Finnish doesn't even have phonemic stress, so just trying to get what all the pitch accent shit in any language is about makes my head hurt.
vijayjohn wrote:in the context of music, this wouldn't seem to be a very useful distinction to make, and it would make sense that "pitch" and "tone" would be used interchangeably.
Well, technically, there could be situations where they aren't interchangeable, but it wouldn't really make sense to extend those rare situations to all musical contexts. When speaking of the "tone" of guitars or bass or whatever, it can refer to the quality of the sound rather than the pitch; for example, you could have a "low/thick" tone without referring to the actual tuning of the guitar or the notes played, even if most of the time a "thick" or "heavy" or whatever "tone" goes hand in hand with a lower tuning and thus a lower pitch. The same applies to vocals, too, although I don't think anyone would generally describe any kind of singing as having a "low tone" unless the pitch was low...?
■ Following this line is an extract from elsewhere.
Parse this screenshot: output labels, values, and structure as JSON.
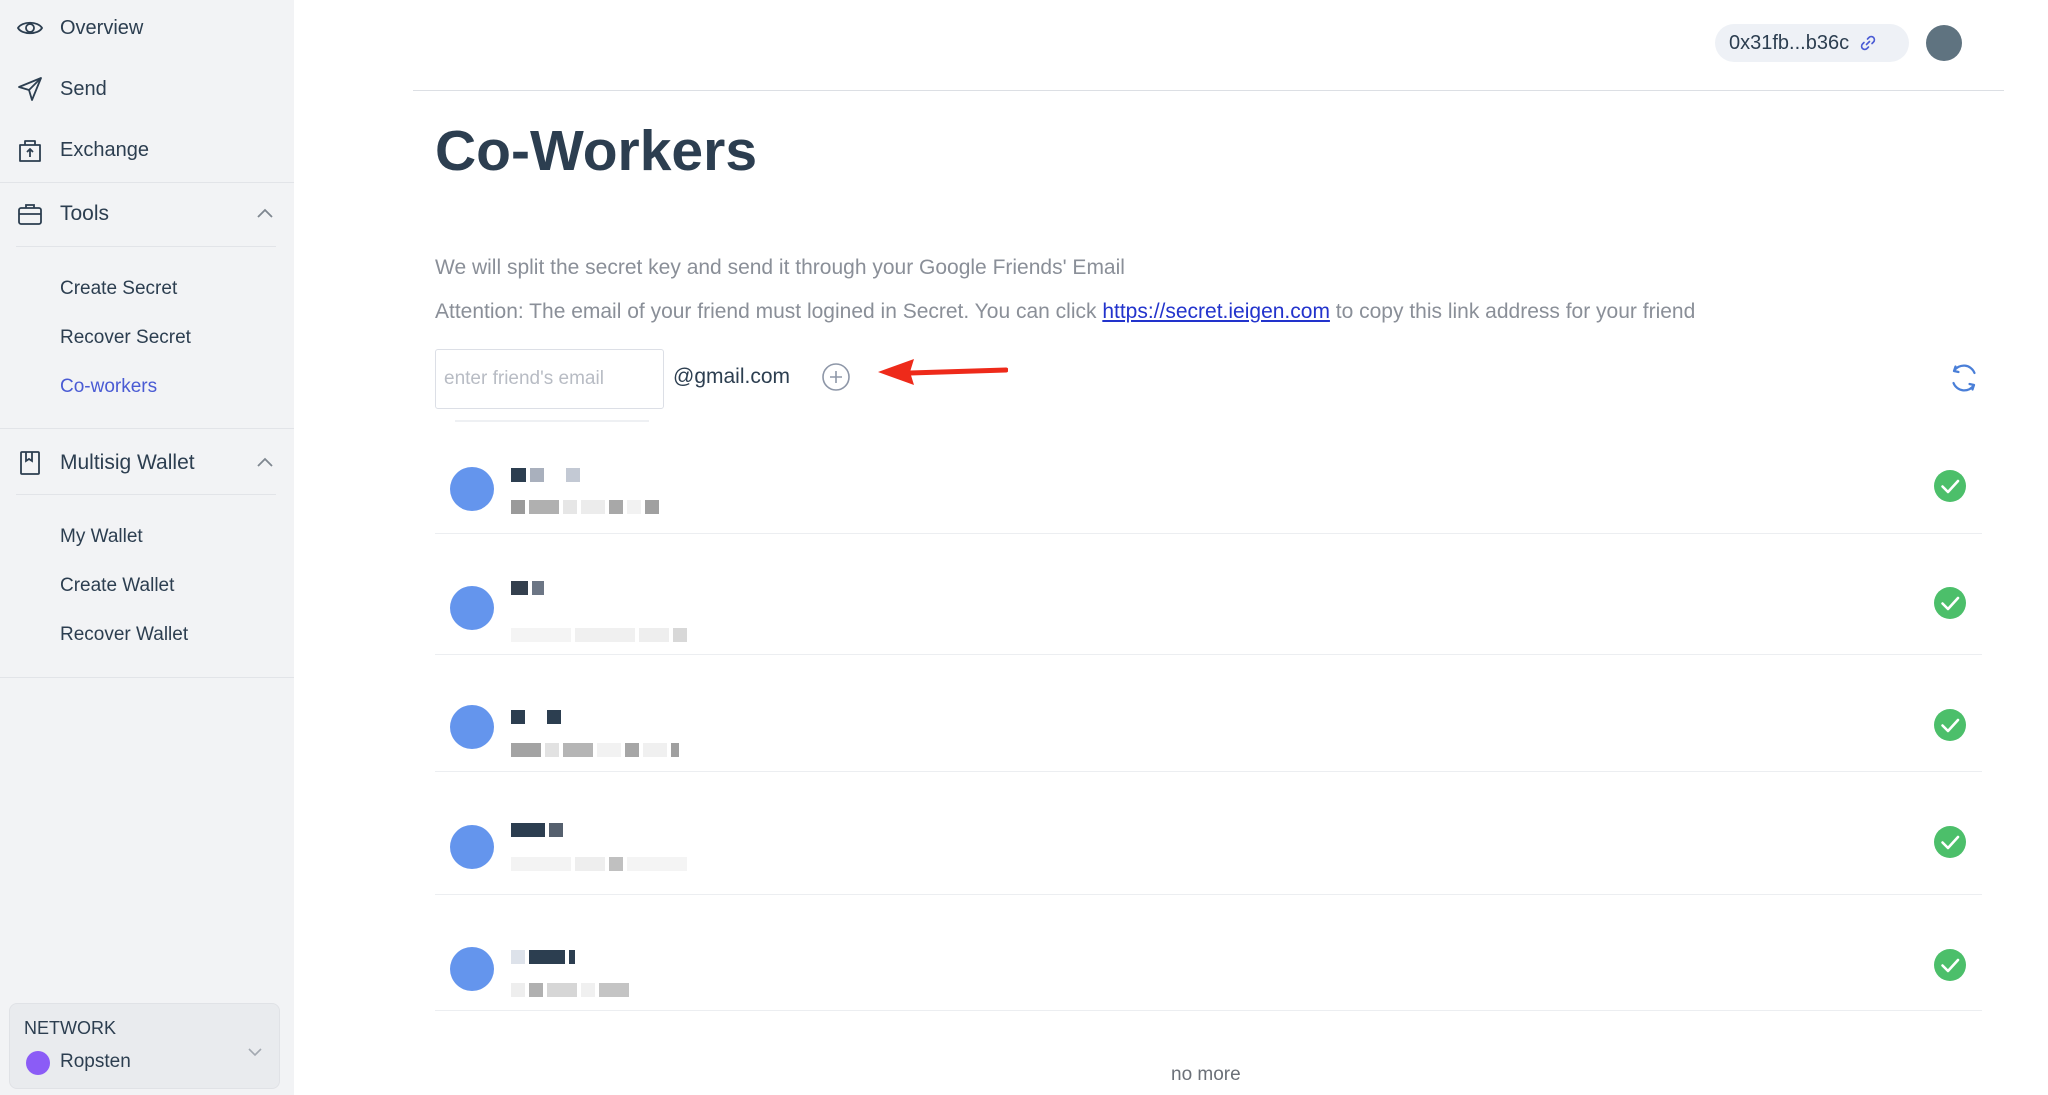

When it comes to stuff like death metal growls, though, that's a whole another world of random words describing random shit that makes no sense half of the time (I mean, "toilet growl" makes perfect sense, but actually describing what a toilet growl is... well... yeah) and even more ridiculously, some of the terms used by electronic music artists and especially the general "community" are the stuff headaches are made of; in reference to synths or whatnot, "tone" can refer to the central pitch of a sound while "pitch" would refer to the detuning/harmonising/whatever pitch that varies, without implying any relation to the actual notes in a song, and tons of other terms are thrown around in ways I have no clue about.